**Extracted records**

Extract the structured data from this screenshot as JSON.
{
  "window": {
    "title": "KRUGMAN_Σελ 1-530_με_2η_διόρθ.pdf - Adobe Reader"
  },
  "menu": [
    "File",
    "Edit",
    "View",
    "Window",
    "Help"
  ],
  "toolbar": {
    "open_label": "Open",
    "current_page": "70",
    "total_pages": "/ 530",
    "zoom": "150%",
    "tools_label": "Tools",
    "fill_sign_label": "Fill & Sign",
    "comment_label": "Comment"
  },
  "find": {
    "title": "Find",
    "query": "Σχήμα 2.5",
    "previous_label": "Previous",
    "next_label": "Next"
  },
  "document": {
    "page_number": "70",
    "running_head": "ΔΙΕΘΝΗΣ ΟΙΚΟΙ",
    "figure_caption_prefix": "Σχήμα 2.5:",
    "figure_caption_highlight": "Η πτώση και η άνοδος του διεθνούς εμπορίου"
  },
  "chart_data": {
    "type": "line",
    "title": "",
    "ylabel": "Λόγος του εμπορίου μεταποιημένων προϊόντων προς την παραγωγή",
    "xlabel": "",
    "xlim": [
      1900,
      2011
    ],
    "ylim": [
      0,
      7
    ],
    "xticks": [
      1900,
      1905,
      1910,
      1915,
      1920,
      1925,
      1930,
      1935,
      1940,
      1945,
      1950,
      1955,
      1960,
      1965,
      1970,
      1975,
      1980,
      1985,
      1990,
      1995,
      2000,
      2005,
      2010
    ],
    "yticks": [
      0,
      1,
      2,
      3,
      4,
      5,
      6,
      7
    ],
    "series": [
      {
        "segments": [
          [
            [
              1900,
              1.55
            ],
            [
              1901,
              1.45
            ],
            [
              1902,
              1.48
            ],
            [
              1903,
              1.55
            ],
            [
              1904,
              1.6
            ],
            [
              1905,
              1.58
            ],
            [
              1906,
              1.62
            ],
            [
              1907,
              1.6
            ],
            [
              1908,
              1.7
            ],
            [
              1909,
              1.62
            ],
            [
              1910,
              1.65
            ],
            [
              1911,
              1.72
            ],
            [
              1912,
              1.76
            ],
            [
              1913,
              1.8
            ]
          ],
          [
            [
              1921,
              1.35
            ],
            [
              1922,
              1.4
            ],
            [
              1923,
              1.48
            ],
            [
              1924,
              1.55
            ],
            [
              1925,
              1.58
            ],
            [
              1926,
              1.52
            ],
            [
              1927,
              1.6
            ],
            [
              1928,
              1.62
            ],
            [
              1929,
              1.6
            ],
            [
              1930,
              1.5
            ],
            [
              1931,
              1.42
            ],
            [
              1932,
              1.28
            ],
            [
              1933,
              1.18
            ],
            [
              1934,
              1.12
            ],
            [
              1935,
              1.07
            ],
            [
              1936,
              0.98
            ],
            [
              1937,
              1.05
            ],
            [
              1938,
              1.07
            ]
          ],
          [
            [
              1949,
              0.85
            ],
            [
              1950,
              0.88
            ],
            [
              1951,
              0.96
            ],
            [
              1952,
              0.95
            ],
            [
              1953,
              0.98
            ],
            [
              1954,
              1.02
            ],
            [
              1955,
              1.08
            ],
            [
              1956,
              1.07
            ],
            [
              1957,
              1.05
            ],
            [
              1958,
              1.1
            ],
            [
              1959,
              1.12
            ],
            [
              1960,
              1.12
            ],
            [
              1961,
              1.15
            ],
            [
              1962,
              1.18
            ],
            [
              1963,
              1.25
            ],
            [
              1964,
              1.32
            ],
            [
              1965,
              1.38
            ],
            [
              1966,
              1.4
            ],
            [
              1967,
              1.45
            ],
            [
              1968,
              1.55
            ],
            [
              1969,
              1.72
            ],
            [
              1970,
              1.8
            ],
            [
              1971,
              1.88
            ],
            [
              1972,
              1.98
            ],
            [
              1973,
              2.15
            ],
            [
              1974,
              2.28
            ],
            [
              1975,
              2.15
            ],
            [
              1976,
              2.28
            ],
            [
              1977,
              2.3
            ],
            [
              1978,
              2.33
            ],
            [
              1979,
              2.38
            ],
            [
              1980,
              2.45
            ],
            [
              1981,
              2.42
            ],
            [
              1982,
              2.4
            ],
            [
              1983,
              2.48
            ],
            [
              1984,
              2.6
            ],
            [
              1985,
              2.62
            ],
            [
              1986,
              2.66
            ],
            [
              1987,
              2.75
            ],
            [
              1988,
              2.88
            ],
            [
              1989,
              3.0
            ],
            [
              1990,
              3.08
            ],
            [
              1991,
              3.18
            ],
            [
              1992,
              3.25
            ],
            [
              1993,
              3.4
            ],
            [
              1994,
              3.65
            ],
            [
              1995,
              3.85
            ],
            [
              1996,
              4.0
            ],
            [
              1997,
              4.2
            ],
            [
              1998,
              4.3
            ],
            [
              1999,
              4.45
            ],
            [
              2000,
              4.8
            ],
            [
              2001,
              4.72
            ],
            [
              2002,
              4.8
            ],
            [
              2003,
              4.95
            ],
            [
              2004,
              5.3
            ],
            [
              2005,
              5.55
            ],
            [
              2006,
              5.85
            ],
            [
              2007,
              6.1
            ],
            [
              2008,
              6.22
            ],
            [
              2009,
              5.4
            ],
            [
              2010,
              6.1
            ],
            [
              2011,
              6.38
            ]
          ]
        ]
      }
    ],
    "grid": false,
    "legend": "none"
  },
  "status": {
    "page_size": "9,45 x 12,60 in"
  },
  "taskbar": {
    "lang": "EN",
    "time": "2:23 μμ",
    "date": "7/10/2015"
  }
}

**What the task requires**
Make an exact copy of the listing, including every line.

**Response to this exercise**
Extract the structured data from this screenshot as JSON.
{
  "window": {
    "title": "KRUGMAN_Σελ 1-530_με_2η_διόρθ.pdf - Adobe Reader"
  },
  "menu": [
    "File",
    "Edit",
    "View",
    "Window",
    "Help"
  ],
  "toolbar": {
    "open_label": "Open",
    "current_page": "70",
    "total_pages": "/ 530",
    "zoom": "150%",
    "tools_label": "Tools",
    "fill_sign_label": "Fill & Sign",
    "comment_label": "Comment"
  },
  "find": {
    "title": "Find",
    "query": "Σχήμα 2.5",
    "previous_label": "Previous",
    "next_label": "Next"
  },
  "document": {
    "page_number": "70",
    "running_head": "ΔΙΕΘΝΗΣ ΟΙΚΟΙ",
    "figure_caption_prefix": "Σχήμα 2.5:",
    "figure_caption_highlight": "Η πτώση και η άνοδος του διεθνούς εμπορίου"
  },
  "chart_data": {
    "type": "line",
    "title": "",
    "ylabel": "Λόγος του εμπορίου μεταποιημένων προϊόντων προς την παραγωγή",
    "xlabel": "",
    "xlim": [
      1900,
      2011
    ],
    "ylim": [
      0,
      7
    ],
    "xticks": [
      1900,
      1905,
      1910,
      1915,
      1920,
      1925,
      1930,
      1935,
      1940,
      1945,
      1950,
      1955,
      1960,
      1965,
      1970,
      1975,
      1980,
      1985,
      1990,
      1995,
      2000,
      2005,
      2010
    ],
    "yticks": [
      0,
      1,
      2,
      3,
      4,
      5,
      6,
      7
    ],
    "series": [
      {
        "segments": [
          [
            [
              1900,
              1.55
            ],
            [
              1901,
              1.45
            ],
            [
              1902,
              1.48
            ],
            [
              1903,
              1.55
            ],
            [
              1904,
              1.6
            ],
            [
              1905,
              1.58
            ],
            [
              1906,
              1.62
            ],
            [
              1907,
              1.6
            ],
            [
              1908,
              1.7
            ],
            [
              1909,
              1.62
            ],
            [
              1910,
              1.65
            ],
            [
              1911,
              1.72
            ],
            [
              1912,
              1.76
            ],
            [
              1913,
              1.8
            ]
          ],
          [
            [
              1921,
              1.35
            ],
            [
              1922,
              1.4
            ],
            [
              1923,
              1.48
            ],
            [
              1924,
              1.55
            ],
            [
              1925,
              1.58
            ],
            [
              1926,
              1.52
            ],
            [
              1927,
              1.6
            ],
            [
              1928,
              1.62
            ],
            [
              1929,
              1.6
            ],
            [
              1930,
              1.5
            ],
            [
              1931,
              1.42
            ],
            [
              1932,
              1.28
            ],
            [
              1933,
              1.18
            ],
            [
              1934,
              1.12
            ],
            [
              1935,
              1.07
            ],
            [
              1936,
              0.98
            ],
            [
              1937,
              1.05
            ],
            [
              1938,
              1.07
            ]
          ],
          [
            [
              1949,
              0.85
            ],
            [
              1950,
              0.88
            ],
            [
              1951,
              0.96
            ],
            [
              1952,
              0.95
            ],
            [
              1953,
              0.98
            ],
            [
              1954,
              1.02
            ],
            [
              1955,
              1.08
            ],
            [
              1956,
              1.07
            ],
            [
              1957,
              1.05
            ],
            [
              1958,
              1.1
            ],
            [
              1959,
              1.12
            ],
            [
              1960,
              1.12
            ],
            [
              1961,
              1.15
            ],
            [
              1962,
              1.18
            ],
            [
              1963,
              1.25
            ],
            [
              1964,
              1.32
            ],
            [
              1965,
              1.38
            ],
            [
              1966,
              1.4
            ],
            [
              1967,
              1.45
            ],
            [
              1968,
              1.55
            ],
            [
              1969,
              1.72
            ],
            [
              1970,
              1.8
            ],
            [
              1971,
              1.88
            ],
            [
              1972,
              1.98
            ],
            [
              1973,
              2.15
            ],
            [
              1974,
              2.28
            ],
            [
              1975,
              2.15
            ],
            [
              1976,
              2.28
            ],
            [
              1977,
              2.3
            ],
            [
              1978,
              2.33
            ],
            [
              1979,
              2.38
            ],
            [
              1980,
              2.45
            ],
            [
              1981,
              2.42
            ],
            [
              1982,
              2.4
            ],
            [
              1983,
              2.48
            ],
            [
              1984,
              2.6
            ],
            [
              1985,
              2.62
            ],
            [
              1986,
              2.66
            ],
            [
              1987,
              2.75
            ],
            [
              1988,
              2.88
            ],
            [
              1989,
              3.0
            ],
            [
              1990,
              3.08
            ],
            [
              1991,
              3.18
            ],
            [
              1992,
              3.25
            ],
            [
              1993,
              3.4
            ],
            [
              1994,
              3.65
            ],
            [
              1995,
              3.85
            ],
            [
              1996,
              4.0
            ],
            [
              1997,
              4.2
            ],
            [
              1998,
              4.3
            ],
            [
              1999,
              4.45
            ],
            [
              2000,
              4.8
            ],
            [
              2001,
              4.72
            ],
            [
              2002,
              4.8
            ],
            [
              2003,
              4.95
            ],
            [
              2004,
              5.3
            ],
            [
              2005,
              5.55
            ],
            [
              2006,
              5.85
            ],
            [
              2007,
              6.1
            ],
            [
              2008,
              6.22
            ],
            [
              2009,
              5.4
            ],
            [
              2010,
              6.1
            ],
            [
              2011,
              6.38
            ]
          ]
        ]
      }
    ],
    "grid": false,
    "legend": "none"
  },
  "status": {
    "page_size": "9,45 x 12,60 in"
  },
  "taskbar": {
    "lang": "EN",
    "time": "2:23 μμ",
    "date": "7/10/2015"
  }
}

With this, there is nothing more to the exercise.